- [SUPPLIED ENTRIES]
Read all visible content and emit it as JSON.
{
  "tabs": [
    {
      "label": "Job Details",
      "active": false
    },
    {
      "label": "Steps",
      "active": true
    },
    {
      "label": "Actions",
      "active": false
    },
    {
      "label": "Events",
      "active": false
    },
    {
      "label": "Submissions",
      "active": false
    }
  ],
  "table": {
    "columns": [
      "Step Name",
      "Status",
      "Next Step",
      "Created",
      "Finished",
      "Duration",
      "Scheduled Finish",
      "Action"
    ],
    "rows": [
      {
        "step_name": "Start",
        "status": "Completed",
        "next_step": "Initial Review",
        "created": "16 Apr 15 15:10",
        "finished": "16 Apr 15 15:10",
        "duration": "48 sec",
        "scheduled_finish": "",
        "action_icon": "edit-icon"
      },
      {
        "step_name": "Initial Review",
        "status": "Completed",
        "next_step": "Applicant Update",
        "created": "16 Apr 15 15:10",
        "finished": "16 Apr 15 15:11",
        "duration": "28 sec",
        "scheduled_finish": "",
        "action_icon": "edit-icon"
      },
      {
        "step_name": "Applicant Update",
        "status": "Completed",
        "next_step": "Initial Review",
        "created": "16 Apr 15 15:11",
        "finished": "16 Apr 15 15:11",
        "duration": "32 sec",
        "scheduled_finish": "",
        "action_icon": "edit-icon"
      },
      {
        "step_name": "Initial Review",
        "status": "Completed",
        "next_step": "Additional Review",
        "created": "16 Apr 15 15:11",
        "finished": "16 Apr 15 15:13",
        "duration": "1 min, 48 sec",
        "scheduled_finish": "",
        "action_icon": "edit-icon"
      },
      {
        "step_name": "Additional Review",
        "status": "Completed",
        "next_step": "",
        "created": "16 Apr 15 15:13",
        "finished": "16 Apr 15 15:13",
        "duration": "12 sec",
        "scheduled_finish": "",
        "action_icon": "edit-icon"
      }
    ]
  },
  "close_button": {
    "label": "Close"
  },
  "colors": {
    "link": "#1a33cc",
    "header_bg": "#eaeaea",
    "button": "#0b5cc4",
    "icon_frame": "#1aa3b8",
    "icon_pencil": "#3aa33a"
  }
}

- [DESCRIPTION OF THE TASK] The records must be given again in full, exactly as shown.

- [FINAL ANSWER]
Read all visible content and emit it as JSON.
{
  "tabs": [
    {
      "label": "Job Details",
      "active": false
    },
    {
      "label": "Steps",
      "active": true
    },
    {
      "label": "Actions",
      "active": false
    },
    {
      "label": "Events",
      "active": false
    },
    {
      "label": "Submissions",
      "active": false
    }
  ],
  "table": {
    "columns": [
      "Step Name",
      "Status",
      "Next Step",
      "Created",
      "Finished",
      "Duration",
      "Scheduled Finish",
      "Action"
    ],
    "rows": [
      {
        "step_name": "Start",
        "status": "Completed",
        "next_step": "Initial Review",
        "created": "16 Apr 15 15:10",
        "finished": "16 Apr 15 15:10",
        "duration": "48 sec",
        "scheduled_finish": "",
        "action_icon": "edit-icon"
      },
      {
        "step_name": "Initial Review",
        "status": "Completed",
        "next_step": "Applicant Update",
        "created": "16 Apr 15 15:10",
        "finished": "16 Apr 15 15:11",
        "duration": "28 sec",
        "scheduled_finish": "",
        "action_icon": "edit-icon"
      },
      {
        "step_name": "Applicant Update",
        "status": "Completed",
        "next_step": "Initial Review",
        "created": "16 Apr 15 15:11",
        "finished": "16 Apr 15 15:11",
        "duration": "32 sec",
        "scheduled_finish": "",
        "action_icon": "edit-icon"
      },
      {
        "step_name": "Initial Review",
        "status": "Completed",
        "next_step": "Additional Review",
        "created": "16 Apr 15 15:11",
        "finished": "16 Apr 15 15:13",
        "duration": "1 min, 48 sec",
        "scheduled_finish": "",
        "action_icon": "edit-icon"
      },
      {
        "step_name": "Additional Review",
        "status": "Completed",
        "next_step": "",
        "created": "16 Apr 15 15:13",
        "finished": "16 Apr 15 15:13",
        "duration": "12 sec",
        "scheduled_finish": "",
        "action_icon": "edit-icon"
      }
    ]
  },
  "close_button": {
    "label": "Close"
  },
  "colors": {
    "link": "#1a33cc",
    "header_bg": "#eaeaea",
    "button": "#0b5cc4",
    "icon_frame": "#1aa3b8",
    "icon_pencil": "#3aa33a"
  }
}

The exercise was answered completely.